We have turned the grievances into a list of questions you can use when grilling the board of your prospective employer – or when raising challenges internally in your current businesses.
- What is the actual culture here?
- How well do the sales and marketing team work together? What are the greatest points of tension?
- Could the CEO be more (or less) involved?
- How many direct reports are too many to manage well?
- Is the commercial culture strategic or reactionary?
- How are excellent people hired?
- What is the employer brand in the eyes of the market?
- What is the current and long-term hiring strategy for the commercial function of the business?
- Are there sufficient resources to train and build capacity at mid-level to promote from within?
- How often are under-performers retained in the revenue-driven team to fill gaps due to lack of resources?
- Is forward hiring standard practice?
- On the whole are targets achieved (and considered achievable) by members of the team in leadership positions?
- What is the potential future career path for me here?
- How does this product rank in comparison to other products on the market?

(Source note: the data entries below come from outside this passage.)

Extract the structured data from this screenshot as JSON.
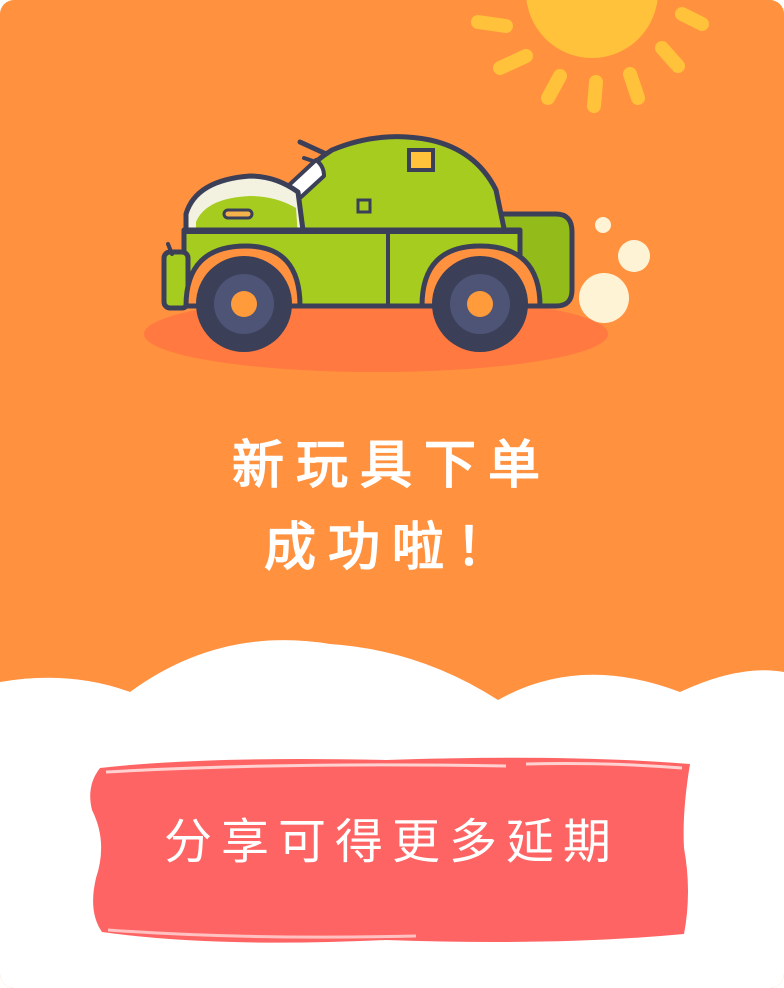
{
  "headline": {
    "line1": "新玩具下单",
    "line2": "成功啦！"
  },
  "share_button": {
    "label": "分享可得更多延期"
  },
  "colors": {
    "background_orange": "#ff913f",
    "button_red": "#ff6464",
    "car_green": "#a5cc1f",
    "sun_yellow": "#ffc23a",
    "outline": "#3b3f58",
    "text": "#ffffff"
  },
  "icons": {
    "illustration": "car-illustration",
    "sun": "sun-icon"
  }
}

Is this product seen as essential to the target market or optional?
- How is outstanding mid-level leadership hired and retained?
- How good is the communication and collaboration across the organisation? How frustrating is the reality?
- What is the quality of the systems and policies in place to manage clients and governance?
- Across the company how is the business development function viewed?
- How quickly can a new product or an improved product get to market? What is the impact of this on client retention?
- How consultative is engagement with clients in reality?
Things of note to shoehorn in
- Leaders want to spend time with more senior leaders.
- There were two incidents of swearing noted by these stretched and committed leaders. They were both to do with caring. “Giving a s***” about a team or about work generally.
- One sales leader mentioned he needed to be more ‘x’ and less ‘y’ in terms of behavior to be able to play the political game. This would arguably (we think) make him less effective at commercial and revenue-driven leadership.
- 9% of the commercial leaders we surveyed were women. We imagine this is down to three reasons. Firstly, fewer women choose to work in the revenue-driven and commercial arms of companies (not speculation). Secondly, the Managing Director of Herringbone Search invited his gender-proportionate network to be surveyed, and he may have more appeal with men (speculation). Thirdly, the men he invited on the whole accepted, so they either believed it would add value to their lives in some way or they felt free to leave the office for a chunk of time over lunch to answer a survey. Perhaps the women did not (speculation). Gender food for thought.
- Inefficient mid-level and junior recruitment practices have a large impact on those several rungs up the hierarchy.
- Can identify their weaknesses.
- Can be quick to doubt or criticise their own career path and achievements, and will take responsibility for perceived underachievement in their career.
Our simple takeaway? Managing time aggressively helps us all be more strategic in our roles, our careers and our lives.
Q: Are you working on areas of personal development that will benefit your career in the short, medium or long-term?
Q: Where would you like to be in your career in 3, 5 and 10 years?
Q: What will it take? What are the obstacles?
To all those who took part – many thanks indeed.
The Herringbone Search Team